Is Eastern Softball Really Ready?
Now that the Alabama Crimson Tide has captured college softball's coveted top prize, is it possible that enough barriers have come down for other eastern teams to follow? Joining Michigan (2005) as the only other team east of the mighty Mississippi to bring home the really tasty bacon, The Tide proved it can be done, and the Pac-10, oops-Pac 12, and the Big 12, which has nowhere near that many teams, be damned. (Note to self...you have successfully set up a segue for your next rant-The Decline of the Nuclear Family Concept of College Conferences...).
Is there an eastern Uprising afoot? There is certainly an argument to be made, even though it was a seven year itch between 'Bama's and the Wolverines accomplishments. To be fair, eastern softball prominence is still just a notion, and is only moving east. A Florida or a Georgia would seem the likely current candidate to bring a title to the Far East, as in the Eastern Time zone, which has only Michigan's title to brag about. And this just in - Ann Arbor isn't exactly a stone’s throw from the Atlantic Ocean. Whether or not the Tide has truly turned anything has yet to be proven, but the mere fact that Hofstra (quick!-in what town is Hofstra located?) travelled to softball's Holy Land and returned toting a Bruin pelt ought to tell you something about what the east is up to.
Though it's difficult to find an eastern counterpart for every perennial western power like Arizona, Arizona State, Cal, Oklahoma and Texas, the east comes close with Missouri, Florida, Georgia, and Alabama. In the 2012 CWS, there were four teams from the East and four from the west, which Regionals and Supers don't guarantee. Though it has been brewing like the slowest of coffee pots, the last eight years have produced two crowns and eight finalists to the right of longitude 83, compared with zero and zip from 1982 through 2004.
This may be fairly common knowledge to many, but the steadfast stance that "West is Best" is like throwing flour on a grease fire - it sounds good but it’s not necessarily true.
So what IS news?
Rise of David. Where it seems the balance may be shifting is in the competitiveness of teams seemingly ready to surpass their pasts. Kentucky could be one - a so-so year last year-but an SEC program in a far better place than just a few short years ago. Florida State could rise up, North Carolina State-the list is getting longer. In addition, a plethora of rag-tag, largely ignored "mid-majors" seem poised for the next step. For every North Dakota State, there is a Hofstra and a Central Florida. If Hawaii can reach the show out of the Big West, who says a Florida Atlantic (Sun Belt) or Florida Gulf Coast (Atlantic Sun) couldn't put the pedal to the metal?

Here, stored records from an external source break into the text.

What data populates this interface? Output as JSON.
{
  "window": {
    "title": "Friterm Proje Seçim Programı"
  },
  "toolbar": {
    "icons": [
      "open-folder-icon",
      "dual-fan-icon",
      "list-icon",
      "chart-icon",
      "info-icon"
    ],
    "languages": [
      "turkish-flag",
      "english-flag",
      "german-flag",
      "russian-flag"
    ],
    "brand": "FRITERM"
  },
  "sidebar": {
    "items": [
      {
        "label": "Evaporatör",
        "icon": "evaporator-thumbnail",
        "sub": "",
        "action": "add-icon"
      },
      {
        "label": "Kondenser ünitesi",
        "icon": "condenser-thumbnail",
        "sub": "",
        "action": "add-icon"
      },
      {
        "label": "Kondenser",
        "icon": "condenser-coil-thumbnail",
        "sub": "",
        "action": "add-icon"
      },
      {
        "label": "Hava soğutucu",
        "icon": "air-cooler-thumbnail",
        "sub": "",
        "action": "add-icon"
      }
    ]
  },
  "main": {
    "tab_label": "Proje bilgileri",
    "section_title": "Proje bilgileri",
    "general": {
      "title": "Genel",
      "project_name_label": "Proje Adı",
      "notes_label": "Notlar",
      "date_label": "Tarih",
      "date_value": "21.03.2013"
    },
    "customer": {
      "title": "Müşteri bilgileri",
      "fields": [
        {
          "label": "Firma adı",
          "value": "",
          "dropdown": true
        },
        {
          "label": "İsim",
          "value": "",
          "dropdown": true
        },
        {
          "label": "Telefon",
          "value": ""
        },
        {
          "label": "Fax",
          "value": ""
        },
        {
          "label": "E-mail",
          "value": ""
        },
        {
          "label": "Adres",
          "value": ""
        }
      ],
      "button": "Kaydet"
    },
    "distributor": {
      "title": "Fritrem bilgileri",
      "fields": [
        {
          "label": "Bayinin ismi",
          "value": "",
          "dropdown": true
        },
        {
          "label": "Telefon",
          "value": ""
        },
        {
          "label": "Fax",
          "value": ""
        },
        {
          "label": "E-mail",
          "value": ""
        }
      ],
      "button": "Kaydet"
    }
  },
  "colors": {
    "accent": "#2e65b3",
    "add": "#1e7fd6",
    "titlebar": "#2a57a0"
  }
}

The "Davids" are playing the Goliaths more often in the regular season, and it seems to be paying off. The Hofstra Pride of Hempstead plays an absolutely stupid-hard schedule (you are welcome for the answer to the previous question) and FGCU in Ft. Myers, Florida opens with Alabama and will also play Stanford at Stanford. Case in point: FGCU upset #5 Florida in last year's tournament (ok, ok, UF played without three of their starters) and have the A-Sun's Pitcher of the year and a bushel of long balls. Isolated upset? Maybe, but even though the Gator Chomp prevailed in the rematch, a confidence boosting win can turn an unknown into one of those teams you don't want to be tied with in the fifth inning. University of South Florida has two extremely qualified pitchers, and it would be no tremendous surprise if they show up in OKC again. USC Upstate and Kennesaw State (Atlantic Sun), UMass, Hofstra, North Carolina State - the list of eastern teams that could make a run starts to sound like a Johnny Cash song. Man.
"The proof is in the pudding," goes the saying, but the least ain't in the east anymore. Now all they have to do is prove it.